> _Task prompt_:
Each line of the records below that holds "JSON" should be returned.

> _Given records_:
*** Block opens ***

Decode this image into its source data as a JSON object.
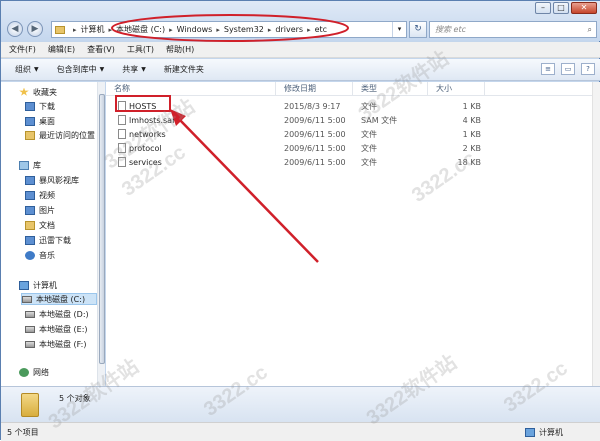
{
  "window": {
    "controls": {
      "minimize": "–",
      "maximize": "□",
      "close": "✕"
    }
  },
  "nav_buttons": {
    "back": "◀",
    "forward": "▶"
  },
  "address": {
    "crumbs": [
      "计算机",
      "本地磁盘 (C:)",
      "Windows",
      "System32",
      "drivers",
      "etc"
    ],
    "separator": "▸",
    "dropdown": "▾"
  },
  "refresh": "↻",
  "search": {
    "placeholder": "搜索 etc",
    "icon": "search-icon"
  },
  "menu": [
    "文件(F)",
    "编辑(E)",
    "查看(V)",
    "工具(T)",
    "帮助(H)"
  ],
  "toolbar": {
    "organize": "组织",
    "include_library": "包含到库中",
    "share": "共享",
    "new_folder": "新建文件夹",
    "caret": "▼"
  },
  "sidebar": {
    "favorites": {
      "label": "收藏夹",
      "items": [
        "下载",
        "桌面",
        "最近访问的位置"
      ]
    },
    "libraries": {
      "label": "库",
      "items": [
        "暴风影视库",
        "视频",
        "图片",
        "文档",
        "迅雷下载",
        "音乐"
      ]
    },
    "computer": {
      "label": "计算机",
      "items": [
        "本地磁盘 (C:)",
        "本地磁盘 (D:)",
        "本地磁盘 (E:)",
        "本地磁盘 (F:)"
      ]
    },
    "network": {
      "label": "网络"
    }
  },
  "columns": {
    "name": "名称",
    "modified": "修改日期",
    "type": "类型",
    "size": "大小"
  },
  "files": [
    {
      "name": "HOSTS",
      "modified": "2015/8/3 9:17",
      "type": "文件",
      "size": "1 KB"
    },
    {
      "name": "lmhosts.sam",
      "modified": "2009/6/11 5:00",
      "type": "SAM 文件",
      "size": "4 KB"
    },
    {
      "name": "networks",
      "modified": "2009/6/11 5:00",
      "type": "文件",
      "size": "1 KB"
    },
    {
      "name": "protocol",
      "modified": "2009/6/11 5:00",
      "type": "文件",
      "size": "2 KB"
    },
    {
      "name": "services",
      "modified": "2009/6/11 5:00",
      "type": "文件",
      "size": "18 KB"
    }
  ],
  "details": {
    "count_text": "5 个对象"
  },
  "status": {
    "left": "5 个项目",
    "right": "计算机"
  },
  "watermark": "3322软件站",
  "watermark_url": "3322.cc",
  "annotation_color": "#d0202a"
}
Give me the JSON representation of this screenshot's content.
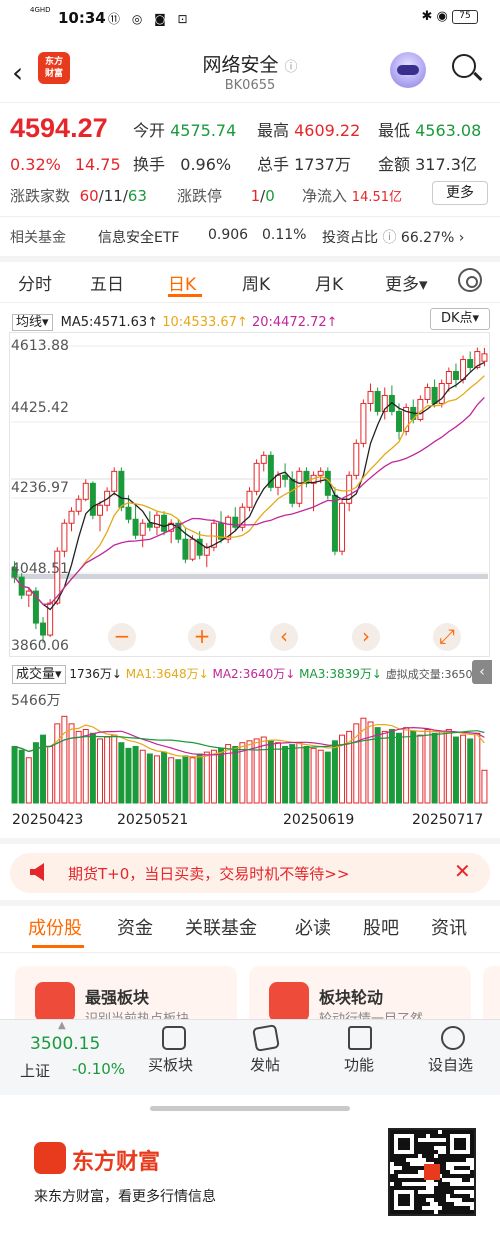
{
  "status": {
    "time": "10:34",
    "net": "4GHD",
    "battery": "75",
    "icons": "⑪ ◎ ◙ ⊡"
  },
  "header": {
    "title": "网络安全",
    "code": "BK0655",
    "logo_text": "东方财富"
  },
  "quote": {
    "price": "4594.27",
    "pct": "0.32%",
    "chg": "14.75",
    "open_label": "今开",
    "open": "4575.74",
    "high_label": "最高",
    "high": "4609.22",
    "low_label": "最低",
    "low": "4563.08",
    "turnover_label": "换手",
    "turnover": "0.96%",
    "vol_label": "总手",
    "vol": "1737万",
    "amount_label": "金额",
    "amount": "317.3亿",
    "breadth_label": "涨跌家数",
    "breadth_up": "60",
    "breadth_flat": "11",
    "breadth_down": "63",
    "limit_label": "涨跌停",
    "limit_up": "1",
    "limit_down": "0",
    "inflow_label": "净流入",
    "inflow": "14.51亿",
    "more": "更多"
  },
  "fund": {
    "label": "相关基金",
    "name": "信息安全ETF",
    "price": "0.906",
    "pct": "0.11%",
    "ratio_label": "投资占比",
    "ratio": "66.27%"
  },
  "tabs": [
    "分时",
    "五日",
    "日K",
    "周K",
    "月K",
    "更多▾"
  ],
  "ma": {
    "selector": "均线▾",
    "ma5": "MA5:4571.63↑",
    "ma10": "10:4533.67↑",
    "ma20": "20:4472.72↑",
    "dk": "DK点▾"
  },
  "yaxis": [
    "4613.88",
    "4425.42",
    "4236.97",
    "4048.51",
    "3860.06"
  ],
  "controls": [
    "−",
    "+",
    "‹",
    "›",
    "⤢"
  ],
  "volume": {
    "selector": "成交量▾",
    "value": "1736万↓",
    "ma1": "MA1:3648万↓",
    "ma2": "MA2:3640万↓",
    "ma3": "MA3:3839万↓",
    "virtual": "虚拟成交量:3650万",
    "ymax": "5466万"
  },
  "xaxis": [
    "20250423",
    "20250521",
    "20250619",
    "20250717"
  ],
  "banner": {
    "text": "期货T+0，当日买卖，交易时机不等待>>"
  },
  "tabs2": [
    "成份股",
    "资金",
    "关联基金",
    "必读",
    "股吧",
    "资讯"
  ],
  "cards": [
    {
      "title": "最强板块",
      "sub": "识别当前热点板块"
    },
    {
      "title": "板块轮动",
      "sub": "轮动行情一目了然"
    }
  ],
  "bottom": {
    "index_value": "3500.15",
    "index_name": "上证",
    "index_pct": "-0.10%",
    "items": [
      "买板块",
      "发帖",
      "功能",
      "设自选"
    ]
  },
  "ad": {
    "name": "东方财富",
    "text": "来东方财富，看更多行情信息"
  },
  "chart_data": {
    "type": "candlestick",
    "ylim": [
      3860.06,
      4613.88
    ],
    "yticks": [
      4613.88,
      4425.42,
      4236.97,
      4048.51,
      3860.06
    ],
    "xticks": [
      "20250423",
      "20250521",
      "20250619",
      "20250717"
    ],
    "candles": [
      [
        4060,
        4075,
        4020,
        4035
      ],
      [
        4035,
        4045,
        3980,
        3990
      ],
      [
        3990,
        4010,
        3960,
        4000
      ],
      [
        4000,
        4010,
        3905,
        3920
      ],
      [
        3920,
        3935,
        3870,
        3890
      ],
      [
        3890,
        3980,
        3885,
        3970
      ],
      [
        3970,
        4110,
        3965,
        4100
      ],
      [
        4100,
        4180,
        4085,
        4170
      ],
      [
        4170,
        4210,
        4150,
        4200
      ],
      [
        4200,
        4240,
        4190,
        4230
      ],
      [
        4230,
        4280,
        4225,
        4270
      ],
      [
        4270,
        4275,
        4180,
        4190
      ],
      [
        4190,
        4225,
        4150,
        4215
      ],
      [
        4215,
        4260,
        4200,
        4250
      ],
      [
        4250,
        4310,
        4240,
        4300
      ],
      [
        4300,
        4310,
        4200,
        4210
      ],
      [
        4210,
        4240,
        4170,
        4180
      ],
      [
        4180,
        4220,
        4130,
        4140
      ],
      [
        4140,
        4180,
        4110,
        4170
      ],
      [
        4170,
        4200,
        4150,
        4160
      ],
      [
        4160,
        4200,
        4140,
        4190
      ],
      [
        4190,
        4200,
        4140,
        4150
      ],
      [
        4150,
        4180,
        4120,
        4170
      ],
      [
        4170,
        4180,
        4120,
        4130
      ],
      [
        4130,
        4160,
        4070,
        4080
      ],
      [
        4080,
        4140,
        4075,
        4130
      ],
      [
        4130,
        4150,
        4080,
        4090
      ],
      [
        4090,
        4120,
        4060,
        4110
      ],
      [
        4110,
        4180,
        4100,
        4170
      ],
      [
        4170,
        4200,
        4120,
        4130
      ],
      [
        4130,
        4190,
        4120,
        4185
      ],
      [
        4185,
        4210,
        4150,
        4160
      ],
      [
        4160,
        4220,
        4150,
        4210
      ],
      [
        4210,
        4260,
        4200,
        4250
      ],
      [
        4250,
        4330,
        4240,
        4320
      ],
      [
        4320,
        4350,
        4300,
        4340
      ],
      [
        4340,
        4350,
        4250,
        4260
      ],
      [
        4260,
        4300,
        4240,
        4290
      ],
      [
        4290,
        4320,
        4260,
        4280
      ],
      [
        4280,
        4300,
        4210,
        4220
      ],
      [
        4220,
        4310,
        4210,
        4300
      ],
      [
        4300,
        4310,
        4260,
        4270
      ],
      [
        4270,
        4300,
        4200,
        4290
      ],
      [
        4290,
        4310,
        4270,
        4300
      ],
      [
        4300,
        4310,
        4230,
        4240
      ],
      [
        4240,
        4260,
        4090,
        4100
      ],
      [
        4100,
        4230,
        4090,
        4220
      ],
      [
        4220,
        4300,
        4200,
        4290
      ],
      [
        4290,
        4380,
        4280,
        4370
      ],
      [
        4370,
        4480,
        4360,
        4470
      ],
      [
        4470,
        4520,
        4450,
        4500
      ],
      [
        4500,
        4510,
        4440,
        4450
      ],
      [
        4450,
        4510,
        4430,
        4490
      ],
      [
        4490,
        4515,
        4440,
        4450
      ],
      [
        4450,
        4470,
        4380,
        4400
      ],
      [
        4400,
        4470,
        4390,
        4460
      ],
      [
        4460,
        4480,
        4420,
        4430
      ],
      [
        4430,
        4490,
        4425,
        4480
      ],
      [
        4480,
        4520,
        4470,
        4510
      ],
      [
        4510,
        4530,
        4460,
        4470
      ],
      [
        4470,
        4530,
        4460,
        4520
      ],
      [
        4520,
        4560,
        4500,
        4550
      ],
      [
        4550,
        4570,
        4510,
        4530
      ],
      [
        4530,
        4590,
        4520,
        4580
      ],
      [
        4580,
        4600,
        4550,
        4560
      ],
      [
        4560,
        4610,
        4555,
        4600
      ],
      [
        4575.74,
        4609.22,
        4563.08,
        4594.27
      ]
    ],
    "volume_max": 5466,
    "volumes": [
      3000,
      2800,
      2400,
      3200,
      3600,
      3000,
      4200,
      4600,
      4200,
      3800,
      3900,
      3700,
      3400,
      3500,
      3600,
      3200,
      2900,
      3000,
      2800,
      2600,
      2500,
      2700,
      2400,
      2300,
      2500,
      2400,
      2600,
      2700,
      2800,
      2900,
      3100,
      3000,
      3200,
      3300,
      3400,
      3500,
      3300,
      3200,
      3000,
      3100,
      3200,
      3000,
      2900,
      2800,
      2700,
      3300,
      3600,
      3800,
      4200,
      4500,
      4300,
      4000,
      3800,
      3900,
      3700,
      4000,
      3800,
      3600,
      3900,
      3700,
      3800,
      3900,
      3500,
      3600,
      3400,
      3700,
      1736
    ],
    "ma": [
      "MA5",
      "MA10",
      "MA20"
    ]
  }
}
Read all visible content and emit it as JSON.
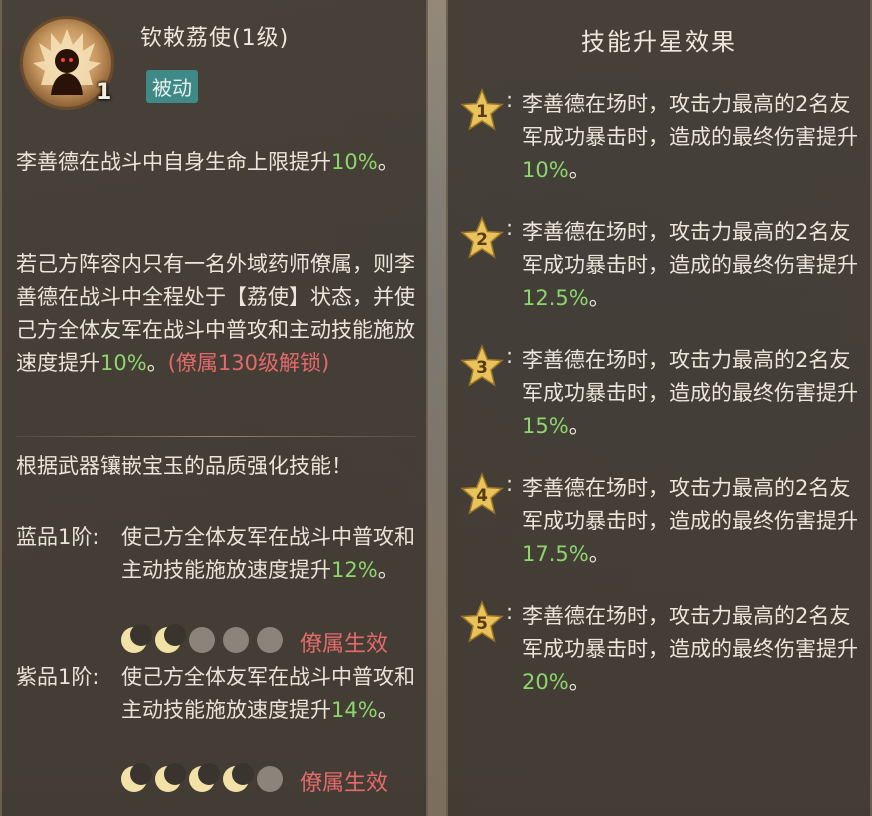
{
  "left_panel": {
    "skill_title": "钦敕荔使(1级)",
    "skill_level_badge": "1",
    "skill_tag": "被动",
    "desc1_prefix": "李善德在战斗中自身生命上限提升",
    "desc1_value": "10%",
    "desc1_suffix": "。",
    "desc2_text": "若己方阵容内只有一名外域药师僚属，则李善德在战斗中全程处于【荔使】状态，并使己方全体友军在战斗中普攻和主动技能施放速度提升",
    "desc2_value": "10%",
    "desc2_suffix": "。",
    "desc2_unlock": "(僚属130级解锁)",
    "gem_header": "根据武器镶嵌宝玉的品质强化技能！",
    "tiers": [
      {
        "name": "蓝品1阶:",
        "text": "使己方全体友军在战斗中普攻和主动技能施放速度提升",
        "value": "12%",
        "suffix": "。",
        "moons_lit": 2,
        "moons_total": 5,
        "status": "僚属生效"
      },
      {
        "name": "紫品1阶:",
        "text": "使己方全体友军在战斗中普攻和主动技能施放速度提升",
        "value": "14%",
        "suffix": "。",
        "moons_lit": 4,
        "moons_total": 5,
        "status": "僚属生效"
      }
    ]
  },
  "right_panel": {
    "title": "技能升星效果",
    "stars": [
      {
        "num": "1",
        "text": "李善德在场时，攻击力最高的2名友军成功暴击时，造成的最终伤害提升",
        "value": "10%",
        "suffix": "。"
      },
      {
        "num": "2",
        "text": "李善德在场时，攻击力最高的2名友军成功暴击时，造成的最终伤害提升",
        "value": "12.5%",
        "suffix": "。"
      },
      {
        "num": "3",
        "text": "李善德在场时，攻击力最高的2名友军成功暴击时，造成的最终伤害提升",
        "value": "15%",
        "suffix": "。"
      },
      {
        "num": "4",
        "text": "李善德在场时，攻击力最高的2名友军成功暴击时，造成的最终伤害提升",
        "value": "17.5%",
        "suffix": "。"
      },
      {
        "num": "5",
        "text": "李善德在场时，攻击力最高的2名友军成功暴击时，造成的最终伤害提升",
        "value": "20%",
        "suffix": "。"
      }
    ],
    "star_colon": ":"
  },
  "colors": {
    "panel_bg": "#3a342f",
    "text": "#ece6da",
    "green_value": "#8cd66c",
    "red_unlock": "#e46a6a",
    "tag_bg": "#3f8a86",
    "star_gold": "#e8c25a"
  },
  "icons": {
    "skill_icon": "flame-figure-icon",
    "moon": "crescent-moon-icon",
    "star": "star-icon"
  }
}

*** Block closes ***

> _Solution for this task_:
Decode this image into its source data as a JSON object.
Give me the JSON representation of this screenshot's content.
Read all visible content and emit it as JSON.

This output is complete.